Constructed from Wilkeson sandstone from the local quarries the house is dominated in the front by a monumental Roman Doric portico. The roof is composed of green ceramic tiles. While the house appears rectangle, it is actually “L” shaped. The perimeter of the home is decorated by a two- story portico, veranda, and full entablature. The house embodies the distinctive characteristics of its type in the city. The driveway is under the porte cochere and is at the basement level. The driveway and stairs are both constructed of sandstone. Inside the basement is the ballroom, billiard room, and entertainment room. The main floor inside the house is a variety of rich classical decorations. Each room has a unique fireplace design, ceiling ornament, and door treatment. Wood paneling is dominating but in some areas the original green tapestry is visible. The most distinct feature on this floor is the fireplace in the reception hall. The second floor contains two separate wings. The East wing holds guest bedrooms and bathrooms, while the West wing holds bedrooms and bathrooms for the family. The third floor originally held the servant’s sitting rooms and bedrooms. At one point in its history, the home was converted into apartments, but the current owners returned it to a single-family dwelling.
What is the historical significance associated with this home? Industrialist William Ross Rust came to Tacoma from Colorado with hopes of bringing his refining and smelting skills to the area. He purchased Tacoma Smelter and Refining Company, and after a year of rebuilding, he began smelting lead and later refining copper. Rust sold the company in 1905 for 5.5 million dollars, which was ample funds to construct a dream home for his wife Helen and sons Howard and Henry. The family lived here until 1911, the year Howard died at the young age of twenty-four from a ruptured heart. Helen Rust refused to re-enter the home stating it was too closely associated with the death of her son.
The current homeowners have been there since the 1980s and originally planned to restore this once majestic mansion. However, years of aging, weather, and even an annoying woodpecker or two, have left behind peeling paint and visible signs of decay. The home is well kept and remains in good condition but how many more years of life does Rust mansion hold? It’s already passed its one hundredth birthday and sadly; it shows.
Enjoy this beautiful home before it’s gone, but please remember although it’s a historic landmark, and registered on both state and national registries, this home is privately owned.

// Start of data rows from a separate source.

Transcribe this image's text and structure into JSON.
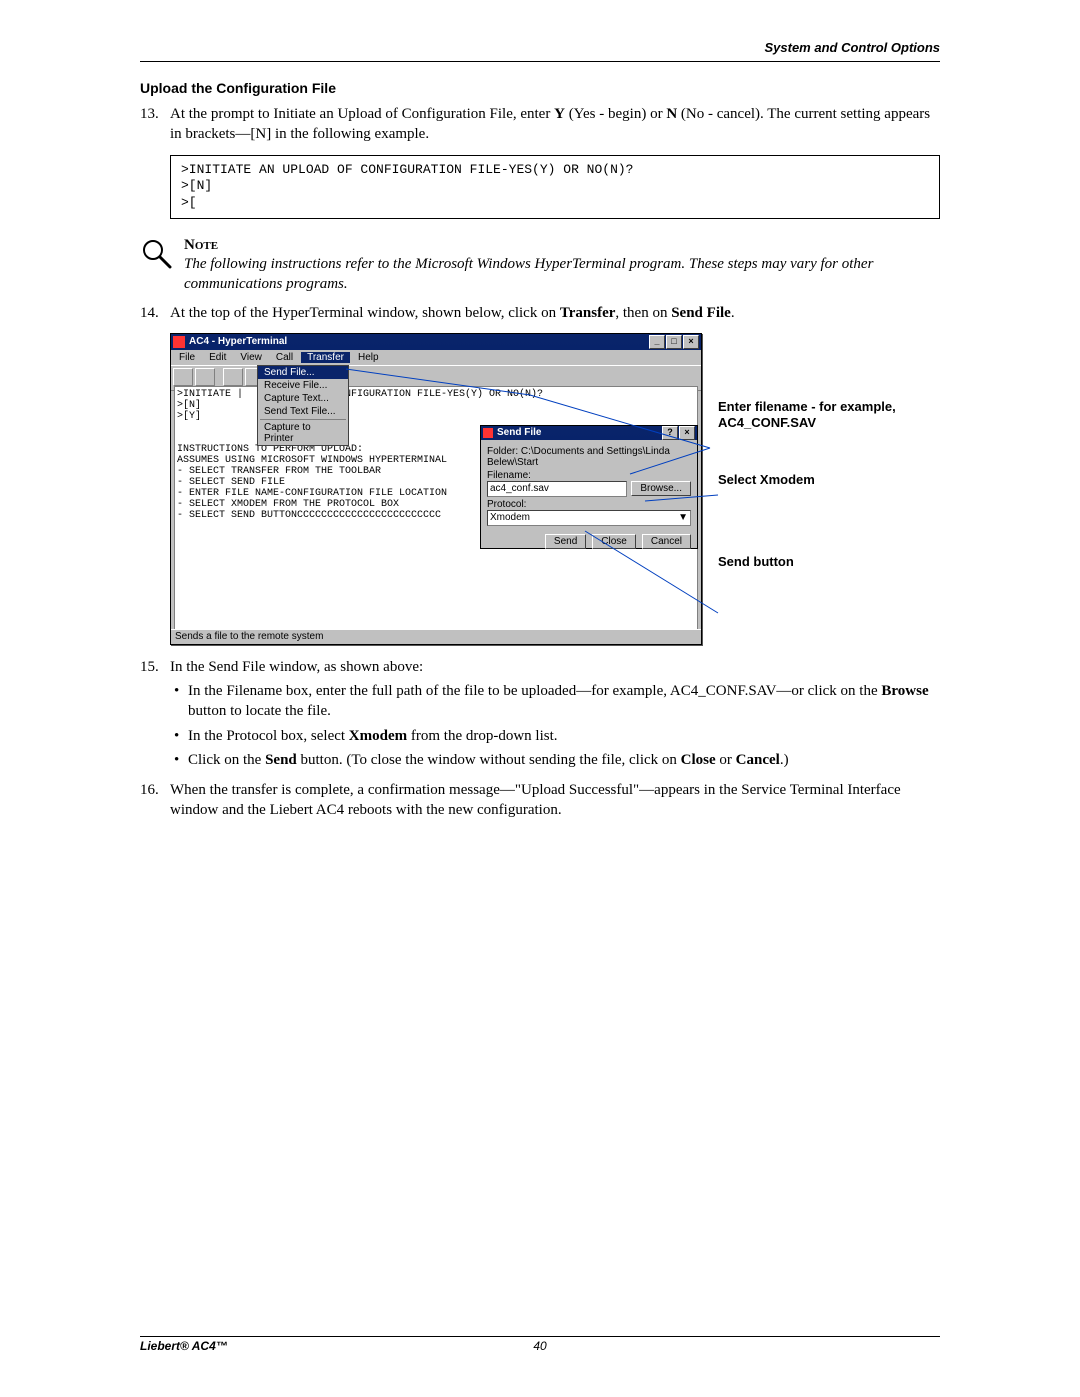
{
  "header_right": "System and Control Options",
  "section_title": "Upload the Configuration File",
  "step13_num": "13.",
  "step13_a": "At the prompt to Initiate an Upload of Configuration File, enter ",
  "step13_y": "Y",
  "step13_b": " (Yes - begin) or ",
  "step13_n": "N",
  "step13_c": " (No - cancel). The current setting appears in brackets—[N] in the following example.",
  "codebox": ">INITIATE AN UPLOAD OF CONFIGURATION FILE-YES(Y) OR NO(N)?\n>[N]\n>[",
  "note_title": "Note",
  "note_text": "The following instructions refer to the Microsoft Windows HyperTerminal program. These steps may vary for other communications programs.",
  "step14_num": "14.",
  "step14_a": "At the top of the HyperTerminal window, shown below, click on ",
  "step14_b": "Transfer",
  "step14_c": ", then on ",
  "step14_d": "Send File",
  "step14_e": ".",
  "ht": {
    "title": "AC4 - HyperTerminal",
    "menu": {
      "file": "File",
      "edit": "Edit",
      "view": "View",
      "call": "Call",
      "transfer": "Transfer",
      "help": "Help"
    },
    "menu_items": {
      "send_file": "Send File...",
      "receive_file": "Receive File...",
      "capture_text": "Capture Text...",
      "send_text_file": "Send Text File...",
      "capture_to_printer": "Capture to Printer"
    },
    "terminal_text": ">INITIATE |               CONFIGURATION FILE-YES(Y) OR NO(N)?\n>[N]\n>[Y]\n\n\nINSTRUCTIONS TO PERFORM UPLOAD:\nASSUMES USING MICROSOFT WINDOWS HYPERTERMINAL\n- SELECT TRANSFER FROM THE TOOLBAR\n- SELECT SEND FILE\n- ENTER FILE NAME-CONFIGURATION FILE LOCATION\n- SELECT XMODEM FROM THE PROTOCOL BOX\n- SELECT SEND BUTTONCCCCCCCCCCCCCCCCCCCCCCCC",
    "status": "Sends a file to the remote system"
  },
  "sendfile": {
    "title": "Send File",
    "folder_label": "Folder: C:\\Documents and Settings\\Linda Belew\\Start",
    "filename_label": "Filename:",
    "filename_value": "ac4_conf.sav",
    "browse": "Browse...",
    "protocol_label": "Protocol:",
    "protocol_value": "Xmodem",
    "send": "Send",
    "close": "Close",
    "cancel": "Cancel"
  },
  "callouts": {
    "filename": "Enter filename - for example, AC4_CONF.SAV",
    "xmodem": "Select Xmodem",
    "sendbtn": "Send button"
  },
  "step15_num": "15.",
  "step15_intro": "In the Send File window, as shown above:",
  "step15_b1a": "In the Filename box, enter the full path of the file to be uploaded—for example, AC4_CONF.SAV—or click on the ",
  "step15_b1b": "Browse",
  "step15_b1c": " button to locate the file.",
  "step15_b2a": "In the Protocol box, select ",
  "step15_b2b": "Xmodem",
  "step15_b2c": " from the drop-down list.",
  "step15_b3a": "Click on the ",
  "step15_b3b": "Send",
  "step15_b3c": " button. (To close the window without sending the file, click on ",
  "step15_b3d": "Close",
  "step15_b3e": " or ",
  "step15_b3f": "Cancel",
  "step15_b3g": ".)",
  "step16_num": "16.",
  "step16": "When the transfer is complete, a confirmation message—\"Upload Successful\"—appears in the Service Terminal Interface window and the Liebert AC4 reboots with the new configuration.",
  "footer_product": "Liebert® AC4™",
  "footer_page": "40"
}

It's okay to admire the beauty, but it’s also important to respect the privacy of the current homeowners. That being said, let’s discover this Tacoma treasure known as the Rust Mansion.